What is wanted is every record, duplicated word for word.

# [The input]

——————

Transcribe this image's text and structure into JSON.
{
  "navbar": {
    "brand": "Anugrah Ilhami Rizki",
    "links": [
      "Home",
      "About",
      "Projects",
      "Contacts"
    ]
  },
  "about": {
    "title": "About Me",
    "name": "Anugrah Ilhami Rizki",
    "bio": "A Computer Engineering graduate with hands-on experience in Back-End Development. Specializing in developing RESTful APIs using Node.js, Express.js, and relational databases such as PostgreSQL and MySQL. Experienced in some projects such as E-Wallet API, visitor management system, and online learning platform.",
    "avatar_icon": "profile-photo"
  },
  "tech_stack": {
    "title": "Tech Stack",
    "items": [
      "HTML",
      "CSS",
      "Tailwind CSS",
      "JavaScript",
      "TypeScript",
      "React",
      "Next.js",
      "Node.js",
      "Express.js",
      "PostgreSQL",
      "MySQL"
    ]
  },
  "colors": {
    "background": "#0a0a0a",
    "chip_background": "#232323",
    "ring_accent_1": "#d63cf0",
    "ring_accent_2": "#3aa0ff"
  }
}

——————

# [Result of the task]
Transcribe this image's text and structure into JSON.
{
  "navbar": {
    "brand": "Anugrah Ilhami Rizki",
    "links": [
      "Home",
      "About",
      "Projects",
      "Contacts"
    ]
  },
  "about": {
    "title": "About Me",
    "name": "Anugrah Ilhami Rizki",
    "bio": "A Computer Engineering graduate with hands-on experience in Back-End Development. Specializing in developing RESTful APIs using Node.js, Express.js, and relational databases such as PostgreSQL and MySQL. Experienced in some projects such as E-Wallet API, visitor management system, and online learning platform.",
    "avatar_icon": "profile-photo"
  },
  "tech_stack": {
    "title": "Tech Stack",
    "items": [
      "HTML",
      "CSS",
      "Tailwind CSS",
      "JavaScript",
      "TypeScript",
      "React",
      "Next.js",
      "Node.js",
      "Express.js",
      "PostgreSQL",
      "MySQL"
    ]
  },
  "colors": {
    "background": "#0a0a0a",
    "chip_background": "#232323",
    "ring_accent_1": "#d63cf0",
    "ring_accent_2": "#3aa0ff"
  }
}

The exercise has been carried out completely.